When you’re getting stressed and burned out, find a way to recharge, like I used to start doing business because I really wanted to have money to buy a motorcycle. Now I ride motorcycles because it helps me do the business, like finding a thing that calms you down and even a bit. Having, you know, go running, they don’t go running desperately because I need to be in shape I go running because it calms me down. So that’s one of the things. But if you have that part, what are the others doing? Like? Maybe that’s where would I go? What are the other industries doing? What are the other countries doing? Which industries are doing? Well, that’s always how I’ve been able to, I have no definitely not the most innovative guy in the world. But I am really good at this.
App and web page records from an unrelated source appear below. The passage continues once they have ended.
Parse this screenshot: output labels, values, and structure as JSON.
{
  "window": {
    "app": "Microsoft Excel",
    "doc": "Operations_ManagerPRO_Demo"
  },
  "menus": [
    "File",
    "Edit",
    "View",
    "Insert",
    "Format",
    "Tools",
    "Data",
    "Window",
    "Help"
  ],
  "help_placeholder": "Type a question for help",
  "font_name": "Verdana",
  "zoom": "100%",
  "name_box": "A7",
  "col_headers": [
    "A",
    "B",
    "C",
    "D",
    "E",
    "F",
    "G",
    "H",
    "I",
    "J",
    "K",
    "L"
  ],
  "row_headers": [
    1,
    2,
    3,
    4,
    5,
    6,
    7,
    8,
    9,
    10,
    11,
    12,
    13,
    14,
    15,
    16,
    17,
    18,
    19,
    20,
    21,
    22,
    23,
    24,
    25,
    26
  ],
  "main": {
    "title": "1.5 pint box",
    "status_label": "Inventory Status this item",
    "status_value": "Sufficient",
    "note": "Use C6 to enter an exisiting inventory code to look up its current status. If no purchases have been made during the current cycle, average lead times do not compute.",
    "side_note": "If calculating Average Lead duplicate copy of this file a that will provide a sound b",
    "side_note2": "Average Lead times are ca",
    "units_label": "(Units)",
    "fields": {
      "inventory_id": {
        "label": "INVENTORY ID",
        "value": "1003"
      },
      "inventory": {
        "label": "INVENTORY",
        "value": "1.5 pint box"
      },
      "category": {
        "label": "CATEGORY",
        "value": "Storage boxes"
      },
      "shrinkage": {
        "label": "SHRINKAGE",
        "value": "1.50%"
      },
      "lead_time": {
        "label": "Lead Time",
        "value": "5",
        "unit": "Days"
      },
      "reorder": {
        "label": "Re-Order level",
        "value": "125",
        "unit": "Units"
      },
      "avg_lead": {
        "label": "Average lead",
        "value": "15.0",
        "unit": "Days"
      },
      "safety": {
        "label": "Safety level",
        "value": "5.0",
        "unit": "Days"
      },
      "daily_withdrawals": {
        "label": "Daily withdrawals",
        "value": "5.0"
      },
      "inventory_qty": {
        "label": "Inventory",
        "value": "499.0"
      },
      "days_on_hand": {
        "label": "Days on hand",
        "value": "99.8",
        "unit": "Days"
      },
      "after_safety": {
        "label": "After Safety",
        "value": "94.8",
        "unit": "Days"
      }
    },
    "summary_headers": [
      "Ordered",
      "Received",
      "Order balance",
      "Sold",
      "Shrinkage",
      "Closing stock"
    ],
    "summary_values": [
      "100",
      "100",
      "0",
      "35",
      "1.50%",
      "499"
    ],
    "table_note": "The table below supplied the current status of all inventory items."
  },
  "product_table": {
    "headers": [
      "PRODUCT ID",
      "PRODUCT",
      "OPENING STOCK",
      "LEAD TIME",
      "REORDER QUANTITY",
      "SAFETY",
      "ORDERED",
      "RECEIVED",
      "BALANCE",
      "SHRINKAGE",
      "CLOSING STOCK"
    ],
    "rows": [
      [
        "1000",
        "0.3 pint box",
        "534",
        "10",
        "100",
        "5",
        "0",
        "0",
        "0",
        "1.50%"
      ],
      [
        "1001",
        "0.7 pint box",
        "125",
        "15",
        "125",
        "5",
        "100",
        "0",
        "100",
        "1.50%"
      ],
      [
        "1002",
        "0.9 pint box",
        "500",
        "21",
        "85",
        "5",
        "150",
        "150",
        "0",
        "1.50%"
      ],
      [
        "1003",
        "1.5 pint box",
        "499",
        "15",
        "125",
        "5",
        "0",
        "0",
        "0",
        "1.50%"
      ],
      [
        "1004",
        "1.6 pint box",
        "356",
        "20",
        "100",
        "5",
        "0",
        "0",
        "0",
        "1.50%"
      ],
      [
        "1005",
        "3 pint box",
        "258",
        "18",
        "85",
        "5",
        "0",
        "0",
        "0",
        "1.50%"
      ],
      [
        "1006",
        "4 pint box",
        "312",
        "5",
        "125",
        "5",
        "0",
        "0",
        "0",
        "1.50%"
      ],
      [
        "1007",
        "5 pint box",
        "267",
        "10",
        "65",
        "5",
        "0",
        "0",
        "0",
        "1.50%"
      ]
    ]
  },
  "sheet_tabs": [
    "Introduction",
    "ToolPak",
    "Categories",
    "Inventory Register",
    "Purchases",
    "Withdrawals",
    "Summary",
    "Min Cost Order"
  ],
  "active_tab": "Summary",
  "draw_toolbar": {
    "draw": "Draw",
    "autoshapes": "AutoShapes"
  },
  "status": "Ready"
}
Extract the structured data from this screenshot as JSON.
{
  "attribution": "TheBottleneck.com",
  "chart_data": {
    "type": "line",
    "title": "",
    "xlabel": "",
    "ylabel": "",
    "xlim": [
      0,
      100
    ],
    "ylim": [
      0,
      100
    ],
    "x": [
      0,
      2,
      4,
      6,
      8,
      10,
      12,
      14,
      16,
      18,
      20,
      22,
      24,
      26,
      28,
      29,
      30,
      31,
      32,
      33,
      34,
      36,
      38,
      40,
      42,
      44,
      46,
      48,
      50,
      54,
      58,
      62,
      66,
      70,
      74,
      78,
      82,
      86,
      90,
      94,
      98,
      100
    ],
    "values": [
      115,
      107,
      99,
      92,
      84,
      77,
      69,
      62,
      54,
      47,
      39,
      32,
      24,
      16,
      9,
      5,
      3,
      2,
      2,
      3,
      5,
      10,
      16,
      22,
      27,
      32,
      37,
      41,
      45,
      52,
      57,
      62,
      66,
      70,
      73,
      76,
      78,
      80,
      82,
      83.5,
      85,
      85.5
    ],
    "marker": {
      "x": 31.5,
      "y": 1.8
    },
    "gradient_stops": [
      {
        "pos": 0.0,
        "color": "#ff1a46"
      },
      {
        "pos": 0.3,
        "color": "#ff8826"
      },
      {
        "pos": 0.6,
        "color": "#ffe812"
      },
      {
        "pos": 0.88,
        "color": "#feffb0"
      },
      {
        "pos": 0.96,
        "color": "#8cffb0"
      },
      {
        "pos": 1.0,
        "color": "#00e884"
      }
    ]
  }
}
I see the guys will do it. And I go, Well, why can they and I can’t. Because like I this is how I sold books. I’ve my manager was really good at selling books. And I was like, well, he’s not desperately better looking good. Okay, well, he was probably a bit better looking than I was. And His English is a bit better, but not not that much better. But he also told me like 30 times, that’s our right so I was like, Well, I can be 30 times worse looking or better or worse in English, like something has to something has to give basically there has to be something else.
Excellent advice to close on. Andreas, thanks for taking the time.
Thank you for having me.